Data about app and page elements
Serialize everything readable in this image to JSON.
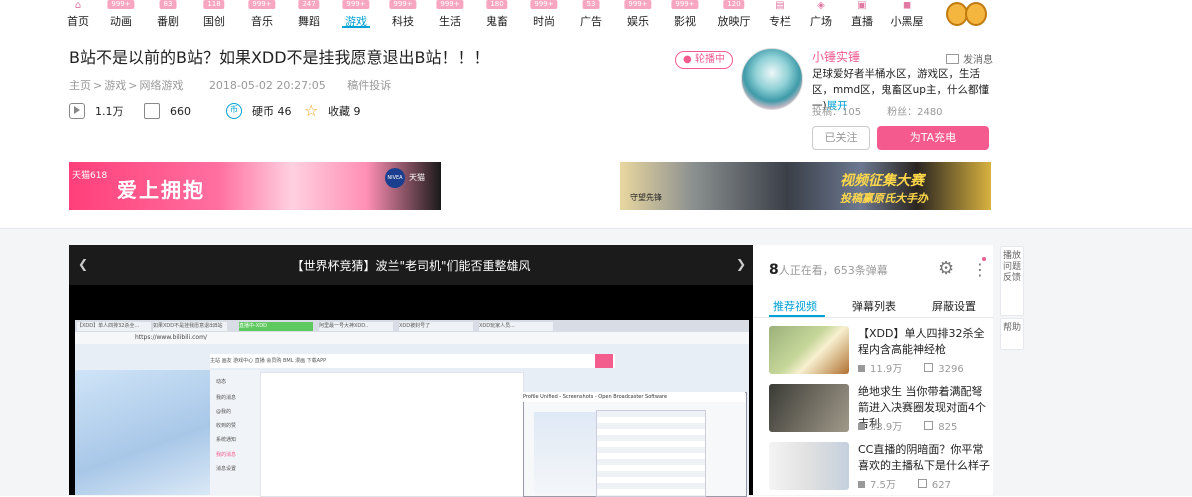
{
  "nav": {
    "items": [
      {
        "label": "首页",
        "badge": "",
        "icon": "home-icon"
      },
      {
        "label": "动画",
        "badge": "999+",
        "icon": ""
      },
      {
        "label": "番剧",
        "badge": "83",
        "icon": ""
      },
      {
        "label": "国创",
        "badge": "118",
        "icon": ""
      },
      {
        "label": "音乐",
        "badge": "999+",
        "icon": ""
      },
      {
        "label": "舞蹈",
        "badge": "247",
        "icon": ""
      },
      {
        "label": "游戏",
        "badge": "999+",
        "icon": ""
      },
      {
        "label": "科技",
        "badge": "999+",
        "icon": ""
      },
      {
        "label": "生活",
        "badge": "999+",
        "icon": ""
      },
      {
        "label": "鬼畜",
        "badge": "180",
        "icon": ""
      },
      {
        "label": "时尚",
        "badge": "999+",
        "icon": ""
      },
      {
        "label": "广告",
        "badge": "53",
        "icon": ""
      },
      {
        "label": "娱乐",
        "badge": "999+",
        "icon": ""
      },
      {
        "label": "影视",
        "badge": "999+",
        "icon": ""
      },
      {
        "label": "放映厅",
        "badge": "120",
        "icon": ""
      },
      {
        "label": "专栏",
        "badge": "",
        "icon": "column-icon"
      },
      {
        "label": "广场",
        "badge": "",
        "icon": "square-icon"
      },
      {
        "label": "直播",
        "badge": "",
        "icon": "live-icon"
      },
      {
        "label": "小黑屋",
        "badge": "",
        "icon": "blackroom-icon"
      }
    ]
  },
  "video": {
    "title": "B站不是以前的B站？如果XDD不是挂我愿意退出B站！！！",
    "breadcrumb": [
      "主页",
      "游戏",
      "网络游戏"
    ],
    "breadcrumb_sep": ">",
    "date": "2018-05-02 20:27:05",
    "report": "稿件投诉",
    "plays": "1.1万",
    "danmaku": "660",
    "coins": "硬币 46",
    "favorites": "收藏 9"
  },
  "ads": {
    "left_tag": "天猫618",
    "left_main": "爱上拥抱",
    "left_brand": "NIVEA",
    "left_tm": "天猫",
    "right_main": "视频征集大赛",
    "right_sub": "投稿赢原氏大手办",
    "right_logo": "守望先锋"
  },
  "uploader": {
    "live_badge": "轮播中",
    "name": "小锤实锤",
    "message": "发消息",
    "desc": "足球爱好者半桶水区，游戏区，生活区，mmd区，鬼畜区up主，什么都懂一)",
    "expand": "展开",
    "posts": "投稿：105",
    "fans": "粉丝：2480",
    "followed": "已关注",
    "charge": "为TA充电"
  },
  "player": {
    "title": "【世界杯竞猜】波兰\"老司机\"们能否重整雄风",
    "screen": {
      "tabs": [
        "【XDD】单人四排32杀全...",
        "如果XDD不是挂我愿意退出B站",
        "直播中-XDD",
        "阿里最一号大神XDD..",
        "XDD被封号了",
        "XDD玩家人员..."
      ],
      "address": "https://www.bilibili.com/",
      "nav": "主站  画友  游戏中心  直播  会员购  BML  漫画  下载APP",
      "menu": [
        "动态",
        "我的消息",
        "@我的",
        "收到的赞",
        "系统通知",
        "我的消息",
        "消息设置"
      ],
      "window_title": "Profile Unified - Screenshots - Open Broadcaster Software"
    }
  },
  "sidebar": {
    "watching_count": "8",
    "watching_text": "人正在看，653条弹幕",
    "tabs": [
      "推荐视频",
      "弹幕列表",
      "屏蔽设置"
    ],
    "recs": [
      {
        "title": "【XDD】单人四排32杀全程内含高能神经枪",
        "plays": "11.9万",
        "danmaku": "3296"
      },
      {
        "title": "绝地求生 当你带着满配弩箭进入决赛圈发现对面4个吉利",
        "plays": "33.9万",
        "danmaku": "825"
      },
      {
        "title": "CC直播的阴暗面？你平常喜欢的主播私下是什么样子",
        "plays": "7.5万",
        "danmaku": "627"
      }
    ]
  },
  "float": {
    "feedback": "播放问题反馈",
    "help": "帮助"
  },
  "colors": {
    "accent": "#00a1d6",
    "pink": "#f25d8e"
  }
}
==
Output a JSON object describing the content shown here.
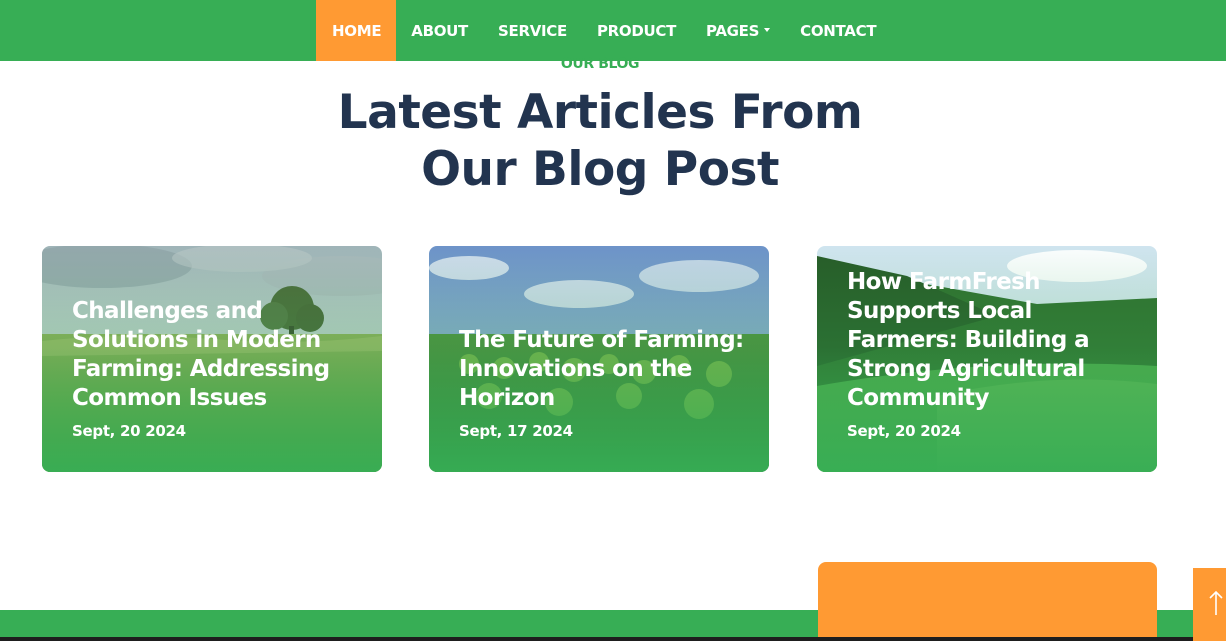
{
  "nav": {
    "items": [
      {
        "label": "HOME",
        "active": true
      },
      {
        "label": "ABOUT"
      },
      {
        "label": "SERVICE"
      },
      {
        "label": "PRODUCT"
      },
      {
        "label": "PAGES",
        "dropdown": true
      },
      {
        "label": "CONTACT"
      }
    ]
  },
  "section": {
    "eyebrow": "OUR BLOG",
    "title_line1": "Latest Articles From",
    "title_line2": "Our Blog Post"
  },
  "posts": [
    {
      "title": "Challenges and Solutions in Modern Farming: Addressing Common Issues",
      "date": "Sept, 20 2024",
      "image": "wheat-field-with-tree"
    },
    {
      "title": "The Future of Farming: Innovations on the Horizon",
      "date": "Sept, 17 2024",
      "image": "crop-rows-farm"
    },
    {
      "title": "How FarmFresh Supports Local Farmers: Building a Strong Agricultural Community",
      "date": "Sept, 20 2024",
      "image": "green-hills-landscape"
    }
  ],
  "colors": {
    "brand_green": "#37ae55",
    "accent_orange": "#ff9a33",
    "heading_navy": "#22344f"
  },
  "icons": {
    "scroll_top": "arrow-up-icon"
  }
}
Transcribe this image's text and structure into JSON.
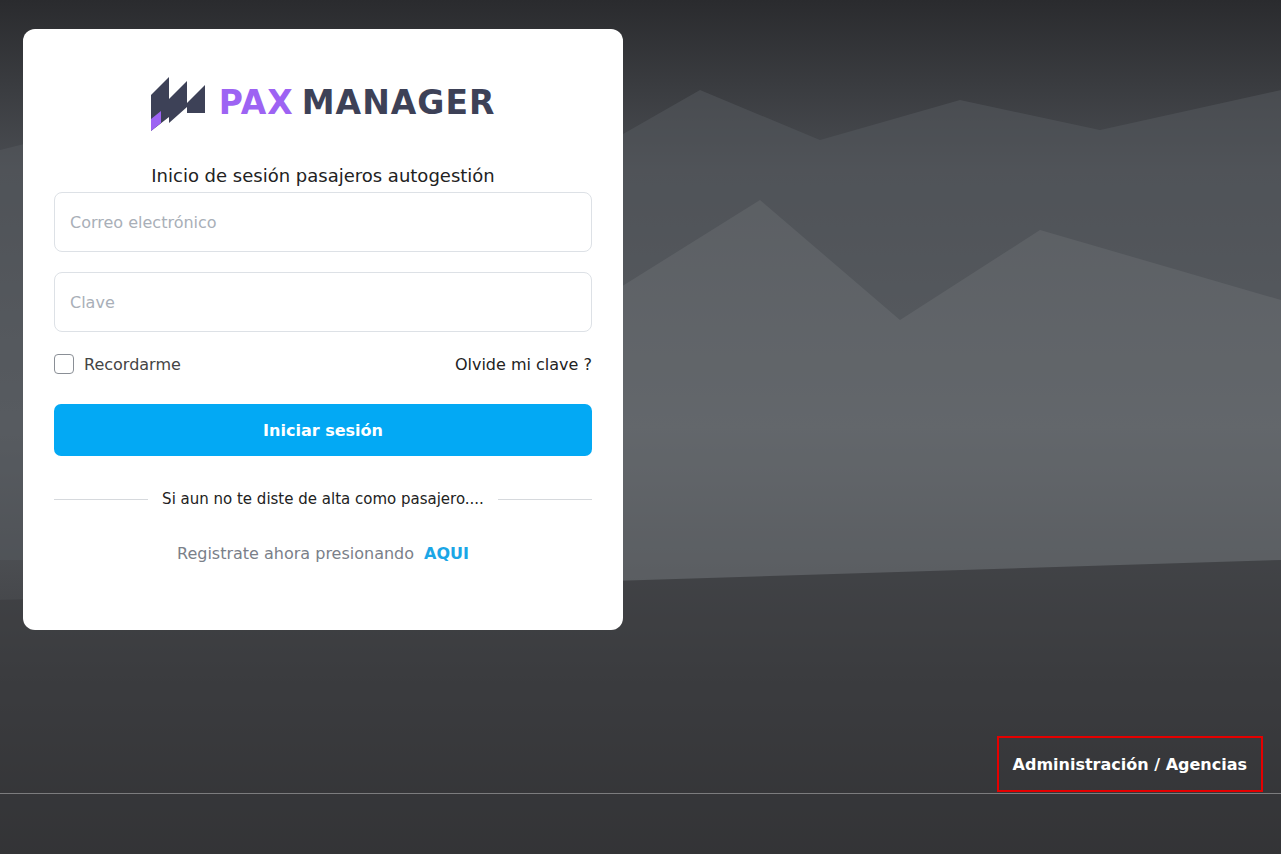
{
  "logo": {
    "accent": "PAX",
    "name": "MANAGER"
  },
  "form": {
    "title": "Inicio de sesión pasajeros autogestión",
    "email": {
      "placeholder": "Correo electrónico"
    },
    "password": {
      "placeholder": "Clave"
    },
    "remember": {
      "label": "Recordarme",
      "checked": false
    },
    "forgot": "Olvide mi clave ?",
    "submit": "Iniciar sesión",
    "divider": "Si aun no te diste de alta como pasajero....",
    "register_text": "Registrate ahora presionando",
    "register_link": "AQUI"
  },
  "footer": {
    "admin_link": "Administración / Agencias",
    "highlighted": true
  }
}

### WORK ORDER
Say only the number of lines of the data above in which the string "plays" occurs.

### TASK SOLUTION
4